Uptake Technologies laid off 51 employees Tuesday at its Chicago headquarters, co-founder and CEO Brad Keywell said in a statement.
These are the first layoffs at the 3-year-old company, which focuses on analyzing data from machinery.

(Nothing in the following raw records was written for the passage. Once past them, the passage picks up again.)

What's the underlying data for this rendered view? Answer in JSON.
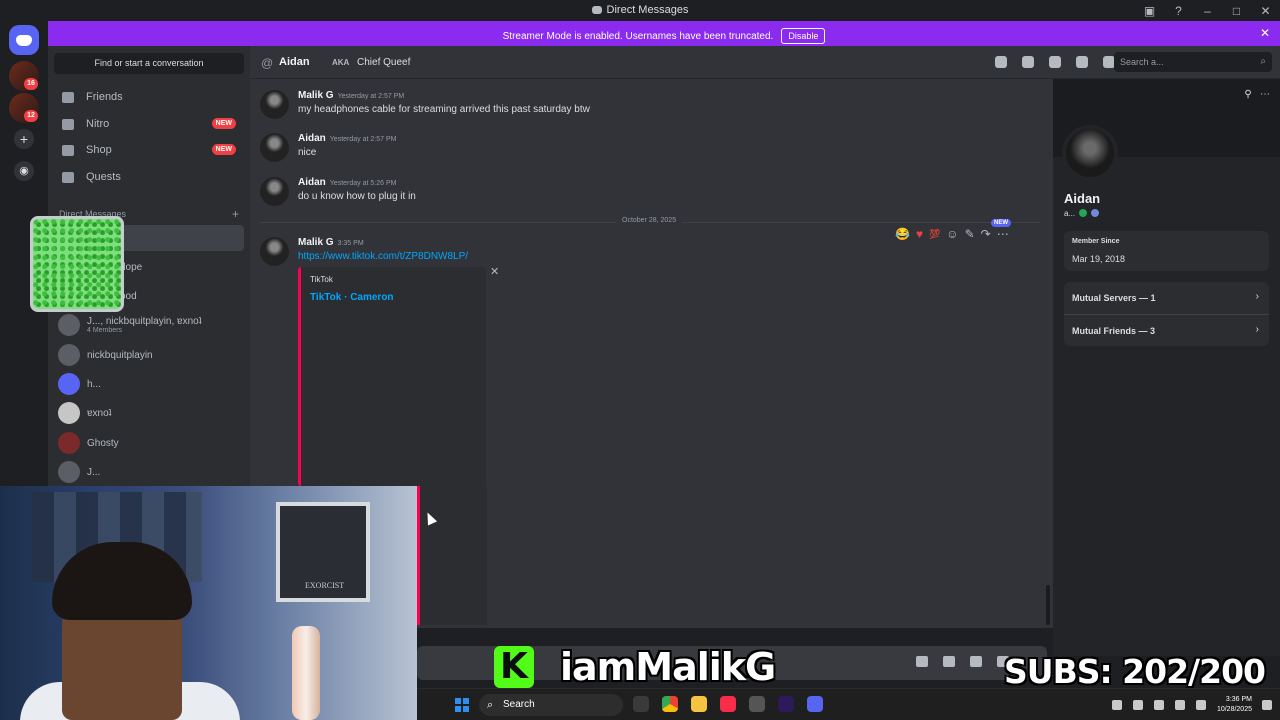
{
  "window": {
    "title": "Direct Messages"
  },
  "banner": {
    "message": "Streamer Mode is enabled. Usernames have been truncated.",
    "button": "Disable"
  },
  "rail": {
    "badges": [
      "16",
      "12"
    ]
  },
  "dm_sidebar": {
    "find_placeholder": "Find or start a conversation",
    "nav": [
      {
        "label": "Friends",
        "icon": "friends-icon"
      },
      {
        "label": "Nitro",
        "icon": "nitro-icon",
        "badge": "NEW"
      },
      {
        "label": "Shop",
        "icon": "shop-icon",
        "badge": "NEW"
      },
      {
        "label": "Quests",
        "icon": "quests-icon"
      }
    ],
    "section_title": "Direct Messages",
    "dms": [
      {
        "name": ""
      },
      {
        "name": "dope"
      },
      {
        "name": "ood"
      },
      {
        "name": "J..., nickbquitplayin, ɐxnoʇ",
        "sub": "4 Members"
      },
      {
        "name": "nickbquitplayin"
      },
      {
        "name": "h..."
      },
      {
        "name": "ɐxnoʇ"
      },
      {
        "name": "Ghosty"
      },
      {
        "name": "J..."
      }
    ]
  },
  "chat": {
    "header": {
      "name": "Aidan",
      "aka_label": "AKA",
      "nickname": "Chief Queef",
      "search_placeholder": "Search a..."
    },
    "messages": [
      {
        "author": "Malik G",
        "time": "Yesterday at 2:57 PM",
        "text": "my headphones cable for streaming arrived this past saturday btw"
      },
      {
        "author": "Aidan",
        "time": "Yesterday at 2:57 PM",
        "text": "nice"
      },
      {
        "author": "Aidan",
        "time": "Yesterday at 5:26 PM",
        "text": "do u know how to plug it in"
      }
    ],
    "date_divider": "October 28, 2025",
    "latest": {
      "author": "Malik G",
      "time": "3:35 PM",
      "link": "https://www.tiktok.com/t/ZP8DNW8LP/",
      "embed_provider": "TikTok",
      "embed_title": "TikTok · Cameron",
      "new_tag": "NEW"
    }
  },
  "profile": {
    "name": "Aidan",
    "tag": "a...",
    "member_since_label": "Member Since",
    "member_since": "Mar 19, 2018",
    "mutual_servers": "Mutual Servers — 1",
    "mutual_friends": "Mutual Friends — 3"
  },
  "overlay": {
    "handle": "iamMalikG",
    "kick_letter": "K",
    "subs": "SUBS: 202/200"
  },
  "camera": {
    "poster_text": "EXORCIST"
  },
  "taskbar": {
    "search_label": "Search",
    "time": "3:36 PM",
    "date": "10/28/2025"
  }
}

The announcement comes after two companies recently ended their investments in Uptake, which last year secured a valuation of $2 billion, placing it among the high-value startups known as “unicorns.”
“We move forward with an even more precise focus on building and deploying actionable insight products that create impact for global industry,” Keywell, a co-founder of Groupon, said in the statement. “This was a difficult, but necessary, decision to best serve the needs of Uptake and our customers.”
The layoffs, announced to employees Tuesday morning and accounting for about 6 percent of the company’s workforce, were effective immediately.
Spokeswoman Abby Hunt declined to comment on which department or departments the affected employees worked in, but she said the layoffs were in part a result of an effort to make sure workers with the right skills are in place as the company continues to grow.
Uptake continues to recruit and hire “to fill positions that are critical to our long-term growth,” Keywell said in the statement. Uptake declined to make Keywell available for further comment.
Since launching in 2014, the startup has expanded to analyze data in 10 industries, including agriculture, aviation, mining and energy, according to the company’s website. It has raised about $146 million in funding overall, according to research firm Crunchbase. Investors include Revolution Growth, a Washington, D.C.-based venture capital firm headed by AOL founder Steve Case; Chicago-based GreatPoint Ventures; and Lightbank, Keywell and Groupon co-founder Eric Lefkofsky’s venture capital firm.
In November, Caterpillar ended its investment in Uptake, though it remains a customer. The heavy equipment manufacturer took an early minority stake in the startup and has been gathering data from its machinery using Uptake’s technology in an effort to make that equipment more efficient for customers.
About a month later, Chicago private equity firm Valor Equity Partners also ended its investment in Uptake, three months after putting $35 million into the company.
Meanwhile, Uptake raised $117 million in its latest round of funding, which was announced in late November. That round was led by U.K.-based investment management firm Baillie Gifford.
Uptake now employs about 750 people, most of whom are at its headquarters in the Goose Island neighborhood, Hunt said.
The company isn’t the only unicorn based in Chicago that is experiencing setbacks.
In November, big-name investors sued Outcome Health, CEO Rishi Shah and President Shradha Agarwal, alleging fraud as the company secured $487.5 million in funding and rose to a valuation of about $5.5 billion. Since then, about a third of Outcome Health’s employees have accepted buyouts. The company, which places screens in doctor’s offices that run educational content about health topics and advertisements from drug companies, also canceled plans to relocate and expand its corporate headquarters.